▸ **About this task**:
Within the data below, copy each line where the string "Finland" is found.
>>
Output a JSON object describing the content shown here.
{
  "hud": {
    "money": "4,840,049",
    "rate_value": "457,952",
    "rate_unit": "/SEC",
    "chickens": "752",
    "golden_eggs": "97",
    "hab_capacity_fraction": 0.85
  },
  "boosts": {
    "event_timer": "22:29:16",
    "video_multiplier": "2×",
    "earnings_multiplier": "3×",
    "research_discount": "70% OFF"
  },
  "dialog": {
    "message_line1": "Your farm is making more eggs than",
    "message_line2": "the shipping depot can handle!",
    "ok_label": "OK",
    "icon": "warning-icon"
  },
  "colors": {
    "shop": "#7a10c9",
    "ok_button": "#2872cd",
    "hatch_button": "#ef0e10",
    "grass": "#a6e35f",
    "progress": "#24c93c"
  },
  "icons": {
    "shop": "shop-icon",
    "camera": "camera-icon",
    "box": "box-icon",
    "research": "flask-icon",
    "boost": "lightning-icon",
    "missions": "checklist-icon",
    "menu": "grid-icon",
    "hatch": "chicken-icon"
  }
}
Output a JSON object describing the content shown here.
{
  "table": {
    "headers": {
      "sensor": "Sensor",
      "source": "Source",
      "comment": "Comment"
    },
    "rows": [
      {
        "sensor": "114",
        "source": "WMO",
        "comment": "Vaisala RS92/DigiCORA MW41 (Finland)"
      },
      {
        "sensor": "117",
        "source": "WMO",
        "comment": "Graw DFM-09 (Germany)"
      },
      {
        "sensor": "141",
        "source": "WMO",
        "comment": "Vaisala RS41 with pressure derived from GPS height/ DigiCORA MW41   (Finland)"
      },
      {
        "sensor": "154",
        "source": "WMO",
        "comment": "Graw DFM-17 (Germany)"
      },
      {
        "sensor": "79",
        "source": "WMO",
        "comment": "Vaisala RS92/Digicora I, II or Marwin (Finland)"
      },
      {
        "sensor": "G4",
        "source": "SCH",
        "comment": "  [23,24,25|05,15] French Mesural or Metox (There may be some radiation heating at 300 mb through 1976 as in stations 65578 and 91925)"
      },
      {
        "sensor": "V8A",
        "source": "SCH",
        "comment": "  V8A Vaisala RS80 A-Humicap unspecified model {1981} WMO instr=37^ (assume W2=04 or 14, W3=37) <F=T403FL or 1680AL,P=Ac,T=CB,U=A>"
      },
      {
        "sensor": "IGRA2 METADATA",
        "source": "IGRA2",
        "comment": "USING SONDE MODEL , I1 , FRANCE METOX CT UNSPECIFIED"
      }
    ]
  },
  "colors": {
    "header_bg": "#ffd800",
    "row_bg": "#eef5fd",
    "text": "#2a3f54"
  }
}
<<
▸ **Your response**:
        "comment": "Vaisala RS92/DigiCORA MW41 (Finland)"
        "comment": "Vaisala RS41 with pressure derived from GPS height/ DigiCORA MW41   (Finland)"
        "comment": "Vaisala RS92/Digicora I, II or Marwin (Finland)"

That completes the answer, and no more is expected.